ABOUT THIS TASK: Any picture in the material should be left out, while all other lines are copied exactly.

:::::

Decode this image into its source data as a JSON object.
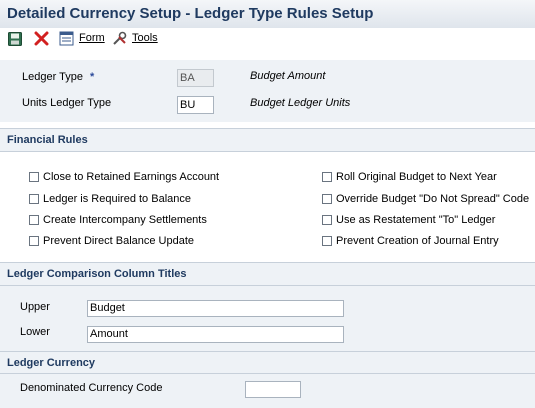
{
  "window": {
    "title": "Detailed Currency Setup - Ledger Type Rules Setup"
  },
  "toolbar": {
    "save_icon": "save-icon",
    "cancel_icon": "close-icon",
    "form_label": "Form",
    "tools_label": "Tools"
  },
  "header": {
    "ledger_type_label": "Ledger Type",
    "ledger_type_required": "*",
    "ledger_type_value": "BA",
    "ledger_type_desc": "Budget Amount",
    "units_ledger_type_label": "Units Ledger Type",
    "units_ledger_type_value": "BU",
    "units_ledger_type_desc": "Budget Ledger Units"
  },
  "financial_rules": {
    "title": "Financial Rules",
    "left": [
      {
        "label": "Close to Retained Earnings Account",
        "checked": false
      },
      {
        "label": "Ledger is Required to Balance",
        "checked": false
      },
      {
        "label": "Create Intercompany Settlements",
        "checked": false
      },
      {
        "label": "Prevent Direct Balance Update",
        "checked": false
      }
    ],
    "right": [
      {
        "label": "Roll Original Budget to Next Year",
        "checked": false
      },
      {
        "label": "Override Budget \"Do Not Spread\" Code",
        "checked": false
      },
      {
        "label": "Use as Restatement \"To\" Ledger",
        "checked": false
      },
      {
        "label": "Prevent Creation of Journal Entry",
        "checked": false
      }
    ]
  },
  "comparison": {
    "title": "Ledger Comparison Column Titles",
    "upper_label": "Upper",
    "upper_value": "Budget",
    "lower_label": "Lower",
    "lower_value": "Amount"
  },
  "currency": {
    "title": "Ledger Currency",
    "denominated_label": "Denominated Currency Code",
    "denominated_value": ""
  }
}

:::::

FINAL ANSWER:
Decode this image into its source data as a JSON object.
{
  "window": {
    "title": "Detailed Currency Setup - Ledger Type Rules Setup"
  },
  "toolbar": {
    "save_icon": "save-icon",
    "cancel_icon": "close-icon",
    "form_label": "Form",
    "tools_label": "Tools"
  },
  "header": {
    "ledger_type_label": "Ledger Type",
    "ledger_type_required": "*",
    "ledger_type_value": "BA",
    "ledger_type_desc": "Budget Amount",
    "units_ledger_type_label": "Units Ledger Type",
    "units_ledger_type_value": "BU",
    "units_ledger_type_desc": "Budget Ledger Units"
  },
  "financial_rules": {
    "title": "Financial Rules",
    "left": [
      {
        "label": "Close to Retained Earnings Account",
        "checked": false
      },
      {
        "label": "Ledger is Required to Balance",
        "checked": false
      },
      {
        "label": "Create Intercompany Settlements",
        "checked": false
      },
      {
        "label": "Prevent Direct Balance Update",
        "checked": false
      }
    ],
    "right": [
      {
        "label": "Roll Original Budget to Next Year",
        "checked": false
      },
      {
        "label": "Override Budget \"Do Not Spread\" Code",
        "checked": false
      },
      {
        "label": "Use as Restatement \"To\" Ledger",
        "checked": false
      },
      {
        "label": "Prevent Creation of Journal Entry",
        "checked": false
      }
    ]
  },
  "comparison": {
    "title": "Ledger Comparison Column Titles",
    "upper_label": "Upper",
    "upper_value": "Budget",
    "lower_label": "Lower",
    "lower_value": "Amount"
  },
  "currency": {
    "title": "Ledger Currency",
    "denominated_label": "Denominated Currency Code",
    "denominated_value": ""
  }
}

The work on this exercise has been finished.